• _Goal of the exercise_
Tally the lines in the entries where the string "headline" appears, and write only the total.

• _Data for this exercise_
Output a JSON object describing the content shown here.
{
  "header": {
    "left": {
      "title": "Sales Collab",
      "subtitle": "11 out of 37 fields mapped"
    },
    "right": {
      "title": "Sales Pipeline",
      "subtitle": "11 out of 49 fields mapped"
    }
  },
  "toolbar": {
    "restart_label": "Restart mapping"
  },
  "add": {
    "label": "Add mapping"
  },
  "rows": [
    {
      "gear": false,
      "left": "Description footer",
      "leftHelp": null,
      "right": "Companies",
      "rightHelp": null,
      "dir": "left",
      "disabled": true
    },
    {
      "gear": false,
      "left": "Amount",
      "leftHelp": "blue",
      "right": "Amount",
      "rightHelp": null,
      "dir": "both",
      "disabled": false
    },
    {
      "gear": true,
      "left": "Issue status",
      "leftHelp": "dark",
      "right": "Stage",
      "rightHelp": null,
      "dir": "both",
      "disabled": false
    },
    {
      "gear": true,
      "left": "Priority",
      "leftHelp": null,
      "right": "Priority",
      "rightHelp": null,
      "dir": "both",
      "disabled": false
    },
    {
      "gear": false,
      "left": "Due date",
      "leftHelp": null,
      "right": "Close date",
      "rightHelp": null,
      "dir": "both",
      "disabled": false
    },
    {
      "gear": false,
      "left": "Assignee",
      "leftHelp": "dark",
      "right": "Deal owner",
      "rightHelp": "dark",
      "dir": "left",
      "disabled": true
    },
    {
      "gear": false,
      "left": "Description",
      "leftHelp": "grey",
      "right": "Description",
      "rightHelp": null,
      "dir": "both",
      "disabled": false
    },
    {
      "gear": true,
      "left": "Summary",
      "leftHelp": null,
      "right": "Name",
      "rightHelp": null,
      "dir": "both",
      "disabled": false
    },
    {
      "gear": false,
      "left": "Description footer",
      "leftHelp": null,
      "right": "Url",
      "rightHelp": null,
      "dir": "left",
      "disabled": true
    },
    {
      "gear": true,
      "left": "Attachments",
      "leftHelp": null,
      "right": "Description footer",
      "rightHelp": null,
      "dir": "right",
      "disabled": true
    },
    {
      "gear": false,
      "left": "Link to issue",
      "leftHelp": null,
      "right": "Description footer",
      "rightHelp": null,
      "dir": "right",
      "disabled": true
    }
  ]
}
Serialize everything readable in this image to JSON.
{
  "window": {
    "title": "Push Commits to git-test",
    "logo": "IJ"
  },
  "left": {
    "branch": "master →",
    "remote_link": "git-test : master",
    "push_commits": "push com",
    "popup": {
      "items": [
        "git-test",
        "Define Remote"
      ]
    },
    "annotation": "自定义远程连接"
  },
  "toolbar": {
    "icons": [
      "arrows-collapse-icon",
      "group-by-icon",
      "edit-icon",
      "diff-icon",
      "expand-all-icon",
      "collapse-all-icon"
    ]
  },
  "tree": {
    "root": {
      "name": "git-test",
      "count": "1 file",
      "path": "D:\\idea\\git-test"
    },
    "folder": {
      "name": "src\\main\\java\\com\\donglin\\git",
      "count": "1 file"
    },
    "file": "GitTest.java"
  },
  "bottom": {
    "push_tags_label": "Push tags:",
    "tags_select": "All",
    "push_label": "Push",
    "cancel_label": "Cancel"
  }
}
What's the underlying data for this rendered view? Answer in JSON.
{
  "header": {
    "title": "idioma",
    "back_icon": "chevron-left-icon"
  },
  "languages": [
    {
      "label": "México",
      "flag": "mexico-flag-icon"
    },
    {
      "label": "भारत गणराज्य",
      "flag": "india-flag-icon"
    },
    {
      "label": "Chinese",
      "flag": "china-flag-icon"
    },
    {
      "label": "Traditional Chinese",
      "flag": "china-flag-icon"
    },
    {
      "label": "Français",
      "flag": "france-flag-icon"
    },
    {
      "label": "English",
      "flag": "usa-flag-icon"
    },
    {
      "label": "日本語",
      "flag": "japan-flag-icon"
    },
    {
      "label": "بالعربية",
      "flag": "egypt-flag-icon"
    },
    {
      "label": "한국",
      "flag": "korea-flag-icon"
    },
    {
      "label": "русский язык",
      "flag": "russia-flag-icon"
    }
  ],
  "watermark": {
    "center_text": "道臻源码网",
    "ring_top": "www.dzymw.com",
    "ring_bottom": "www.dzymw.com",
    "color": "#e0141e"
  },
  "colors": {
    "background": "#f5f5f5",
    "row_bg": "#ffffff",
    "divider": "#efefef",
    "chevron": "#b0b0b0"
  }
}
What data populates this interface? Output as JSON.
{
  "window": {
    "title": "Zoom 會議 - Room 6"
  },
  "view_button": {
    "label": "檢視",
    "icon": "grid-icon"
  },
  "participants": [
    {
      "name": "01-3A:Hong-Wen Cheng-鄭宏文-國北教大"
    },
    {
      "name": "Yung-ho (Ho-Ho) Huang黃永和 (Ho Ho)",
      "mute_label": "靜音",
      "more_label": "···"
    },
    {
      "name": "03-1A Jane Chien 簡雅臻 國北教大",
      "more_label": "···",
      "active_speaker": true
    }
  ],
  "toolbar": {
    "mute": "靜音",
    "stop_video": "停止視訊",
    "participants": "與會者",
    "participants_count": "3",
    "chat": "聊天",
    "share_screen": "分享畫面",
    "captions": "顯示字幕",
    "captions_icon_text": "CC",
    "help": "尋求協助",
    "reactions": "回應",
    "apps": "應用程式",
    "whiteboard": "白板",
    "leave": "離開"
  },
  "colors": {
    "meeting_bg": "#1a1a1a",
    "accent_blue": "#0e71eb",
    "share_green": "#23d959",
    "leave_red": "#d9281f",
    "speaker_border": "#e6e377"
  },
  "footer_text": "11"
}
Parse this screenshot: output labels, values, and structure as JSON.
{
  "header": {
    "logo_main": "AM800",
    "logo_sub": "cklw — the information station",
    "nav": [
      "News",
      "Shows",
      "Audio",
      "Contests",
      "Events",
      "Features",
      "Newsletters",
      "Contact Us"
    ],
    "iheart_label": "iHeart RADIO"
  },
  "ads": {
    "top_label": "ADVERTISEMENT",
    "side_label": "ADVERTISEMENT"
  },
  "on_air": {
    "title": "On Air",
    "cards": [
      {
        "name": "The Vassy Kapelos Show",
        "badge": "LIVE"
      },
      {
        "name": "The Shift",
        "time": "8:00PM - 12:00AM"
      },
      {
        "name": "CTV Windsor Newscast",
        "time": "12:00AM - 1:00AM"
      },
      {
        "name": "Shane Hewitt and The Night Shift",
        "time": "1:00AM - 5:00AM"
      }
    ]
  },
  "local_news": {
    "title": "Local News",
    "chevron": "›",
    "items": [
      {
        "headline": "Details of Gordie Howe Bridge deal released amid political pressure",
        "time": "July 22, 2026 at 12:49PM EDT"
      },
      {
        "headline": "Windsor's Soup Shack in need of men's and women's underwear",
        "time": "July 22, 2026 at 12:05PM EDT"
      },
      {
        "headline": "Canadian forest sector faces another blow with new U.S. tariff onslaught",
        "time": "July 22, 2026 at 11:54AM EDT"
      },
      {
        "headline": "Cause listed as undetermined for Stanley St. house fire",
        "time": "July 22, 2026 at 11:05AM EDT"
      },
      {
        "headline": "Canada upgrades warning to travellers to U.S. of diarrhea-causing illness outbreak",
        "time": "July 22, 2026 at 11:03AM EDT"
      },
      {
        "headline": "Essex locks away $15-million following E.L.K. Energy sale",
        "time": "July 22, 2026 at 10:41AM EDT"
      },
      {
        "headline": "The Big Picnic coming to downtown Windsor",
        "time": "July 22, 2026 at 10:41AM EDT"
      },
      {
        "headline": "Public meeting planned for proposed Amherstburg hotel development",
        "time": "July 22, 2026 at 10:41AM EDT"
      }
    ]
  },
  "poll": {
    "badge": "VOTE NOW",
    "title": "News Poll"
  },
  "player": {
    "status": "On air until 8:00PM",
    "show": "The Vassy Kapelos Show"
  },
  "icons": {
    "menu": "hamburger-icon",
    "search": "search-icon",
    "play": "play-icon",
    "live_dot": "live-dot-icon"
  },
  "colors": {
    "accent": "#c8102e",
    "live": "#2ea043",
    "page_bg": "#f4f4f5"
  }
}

• _Solution for this task_
8